It's only realistic to be worried about your finances after losing a job or your health if you start having chest pains. People with GAD feel their worrying is beyond their control and can't be turned "off." They often expect the worst, even when there is no good reason for concern. Anxiety is common and can be self-generating since the symptoms reinforce the reaction, often causing it to get worse and worse. They are unable to relax and often suffer from insomnia. Many people with GAD also have physical symptoms, such as fatigue, trembling, muscle tension, headaches, irritability or hot flashes Generalized anxiety disorder causes excessive or unrealistic anxiety and worry about life circumstances, usually without a readily identifiable cause. This organ forms part of the subconscious mind and acts like a switch to control anxiety levels. When this switch becomes stuck in the ON position due to stress, bereavement or other anxiety provoking life experiences, the Amygdala becomes re-set at this higher level and general anxiety disorder is formed. There is some evidence that genetics play a role in the development of GAD. Medical conditions such as hyperthyroidism, dealing with a serious illness, and stress can play a role in causing GAD. Living with generalized anxiety disorder can be difficult, but treatment is available. Medications and professional counseling or therapy can help you cope with the effects of generalized anxiety disorder.

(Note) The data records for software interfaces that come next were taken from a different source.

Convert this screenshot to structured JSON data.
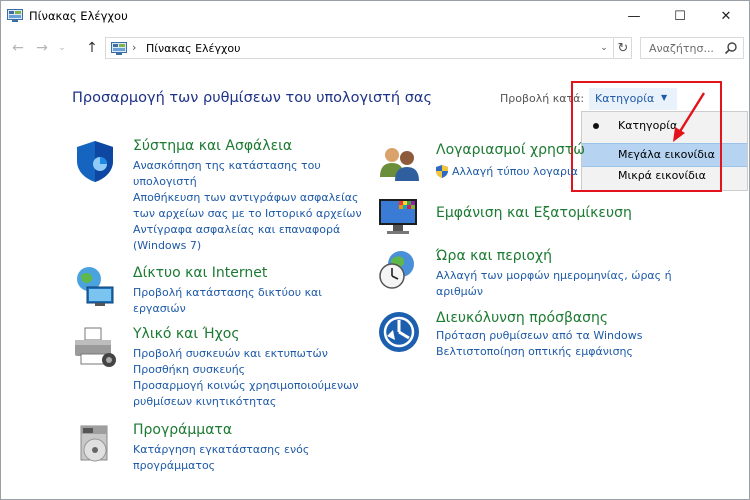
{
  "window": {
    "title": "Πίνακας Ελέγχου",
    "controls": {
      "minimize": "—",
      "maximize": "☐",
      "close": "✕"
    }
  },
  "nav": {
    "back_icon": "back-arrow-icon",
    "forward_icon": "forward-arrow-icon",
    "up_icon": "up-arrow-icon",
    "address": "Πίνακας Ελέγχου",
    "address_sep": "›",
    "search_placeholder": "Αναζήτησ..."
  },
  "header": {
    "title": "Προσαρμογή των ρυθμίσεων του υπολογιστή σας",
    "view_by_label": "Προβολή κατά:",
    "view_by_value": "Κατηγορία"
  },
  "view_menu": {
    "items": [
      {
        "label": "Κατηγορία",
        "selected": true
      },
      {
        "label": "Μεγάλα εικονίδια",
        "highlighted": true
      },
      {
        "label": "Μικρά εικονίδια"
      }
    ]
  },
  "annotation": {
    "color": "#e3131b"
  },
  "categories": {
    "system": {
      "title": "Σύστημα και Ασφάλεια",
      "links": [
        "Ανασκόπηση της κατάστασης του",
        "υπολογιστή",
        "Αποθήκευση των αντιγράφων ασφαλείας",
        "των αρχείων σας με το Ιστορικό αρχείων",
        "Αντίγραφα ασφαλείας και επαναφορά",
        "(Windows 7)"
      ]
    },
    "network": {
      "title": "Δίκτυο και Internet",
      "links": [
        "Προβολή κατάστασης δικτύου και",
        "εργασιών"
      ]
    },
    "hardware": {
      "title": "Υλικό και Ήχος",
      "links": [
        "Προβολή συσκευών και εκτυπωτών",
        "Προσθήκη συσκευής",
        "Προσαρμογή κοινώς χρησιμοποιούμενων",
        "ρυθμίσεων κινητικότητας"
      ]
    },
    "programs": {
      "title": "Προγράμματα",
      "links": [
        "Κατάργηση εγκατάστασης ενός",
        "προγράμματος"
      ]
    },
    "accounts": {
      "title": "Λογαριασμοί χρηστώ",
      "links": [
        "Αλλαγή τύπου λογαρια"
      ]
    },
    "appearance": {
      "title": "Εμφάνιση και Εξατομίκευση"
    },
    "clock": {
      "title": "Ώρα και περιοχή",
      "links": [
        "Αλλαγή των μορφών ημερομηνίας, ώρας ή",
        "αριθμών"
      ]
    },
    "ease": {
      "title": "Διευκόλυνση πρόσβασης",
      "links": [
        "Πρόταση ρυθμίσεων από τα Windows",
        "Βελτιστοποίηση οπτικής εμφάνισης"
      ]
    }
  },
  "colors": {
    "heading": "#1e3287",
    "category": "#1c7a32",
    "link": "#1e5aa8",
    "highlight": "#b6d4f2"
  }
}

Causes of Generalized Anxiety Disorder

The common Causes of Generalized-anxiety-disorder :

  • Certain disorders, such as an overactive thyroid gland (hyperthyroidism), can produce anxiety, among other signs and symptoms.
  • Having a serious physical illness, such as cancer, can make you anxious. Worrying about the implications of your diagnosis and possible treatment can become excessive and overwhelming.
  • Generalized anxiety disorder appears to run in some families.
  • The cause of GAD is not known, but biological and psychological factors play a role .

Symptoms of Generalized Anxiety Disorder

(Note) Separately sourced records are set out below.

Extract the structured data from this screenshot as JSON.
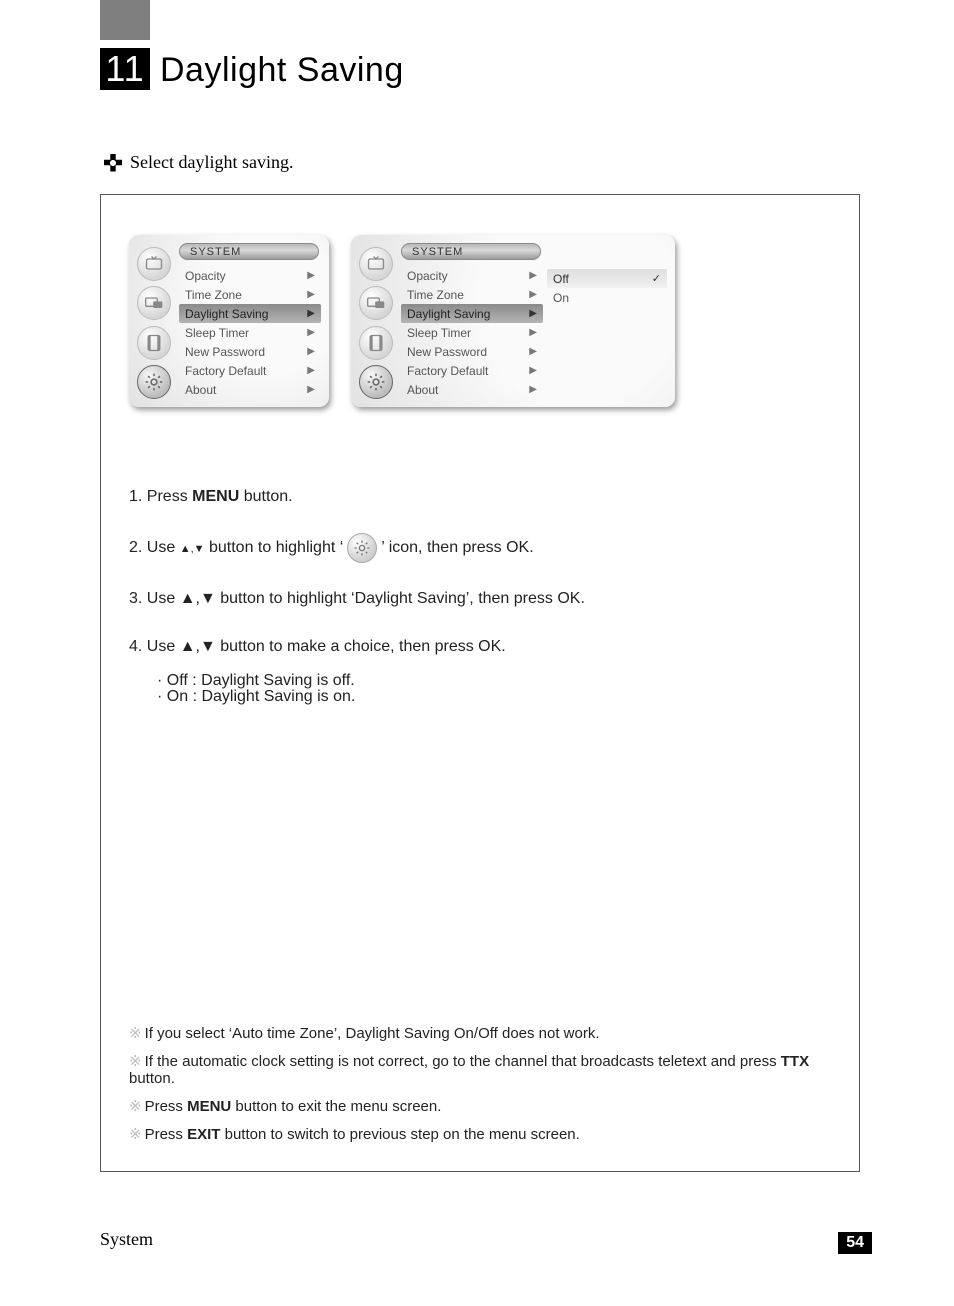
{
  "chapter": {
    "number": "11",
    "title": "Daylight Saving"
  },
  "intro": "Select daylight saving.",
  "osd": {
    "header": "SYSTEM",
    "items": [
      {
        "label": "Opacity",
        "selected": false
      },
      {
        "label": "Time Zone",
        "selected": false
      },
      {
        "label": "Daylight Saving",
        "selected": true
      },
      {
        "label": "Sleep Timer",
        "selected": false
      },
      {
        "label": "New Password",
        "selected": false
      },
      {
        "label": "Factory Default",
        "selected": false
      },
      {
        "label": "About",
        "selected": false
      }
    ],
    "options": [
      {
        "label": "Off",
        "selected": true
      },
      {
        "label": "On",
        "selected": false
      }
    ]
  },
  "steps": {
    "s1_pre": "1. Press ",
    "s1_b": "MENU",
    "s1_post": " button.",
    "s2_pre": "2. Use ",
    "s2_mid": " button to highlight ‘",
    "s2_post": "’ icon, then press OK.",
    "s3": "3. Use ▲,▼ button to highlight ‘Daylight Saving’, then press OK.",
    "s4": "4. Use ▲,▼ button to make a choice, then press OK.",
    "s4a": "· Off : Daylight Saving is off.",
    "s4b": "· On : Daylight Saving is on.",
    "arrows": "▲,▼"
  },
  "notes": {
    "n1": "If you select ‘Auto time Zone’, Daylight Saving On/Off does not work.",
    "n2_pre": "If the automatic clock setting is not correct, go to the channel that broadcasts teletext and press ",
    "n2_b": "TTX",
    "n2_post": " button.",
    "n3_pre": "Press ",
    "n3_b": "MENU",
    "n3_post": " button to exit the menu screen.",
    "n4_pre": "Press ",
    "n4_b": "EXIT",
    "n4_post": " button to switch to previous step on the menu screen."
  },
  "footer": {
    "section": "System",
    "page": "54"
  },
  "marker": "※"
}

Some common Symptoms of Generalized-anxiety-disorder :

  • Restlessness.
  • Difficulty concentrating.
  • Feeling of being keyed up or on edge.
  • Fatigue.
  • Irritability.
  • Being easily fatigued.
  • Muscle tension -- shakiness, headaches.
  • Sleep disturbance (difficulty falling or staying asleep, or restless unsatisfying sleep).
  • Excessive sweating .
  • Stomachache.

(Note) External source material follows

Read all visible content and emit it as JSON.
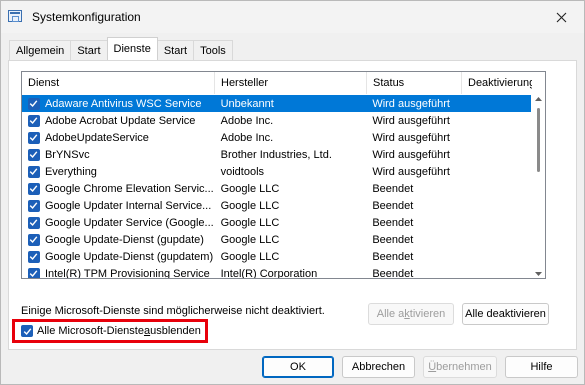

Treatment of Generalized Anxiety Disorder

  • Treatment may involve medications (benzodiazepines, buspirone), behavioral approaches (desensitization to the anxiety -producing situation, relaxation techniques), group, family, or couples therapy, and peer support groups.
  • People suffering from anxiety disorders often participate in this type of therapy, in which you learn to recognize and change thought patterns and behaviors that lead to troublesome feelings.
  • Some adolescents may also benefit from treatment with antidepressant or antianxiety medication to help them feel calmer.
  • Treatment recommendations may include cognitive behavioral therapy for the adolescent, with the focus being to help the child or adolescent learn skills to manage his/her anxiety and to help him/her master the situations that contribute to the anxiety.
  • Buspirone appears to be as effective as benzodiazepines and antidepressants in controlling anxiety symptoms. It is slower to take effect (about two-three weeks), but has fewer side effects. In addition, it treats the worry associated with GAD rather than the muscle tension.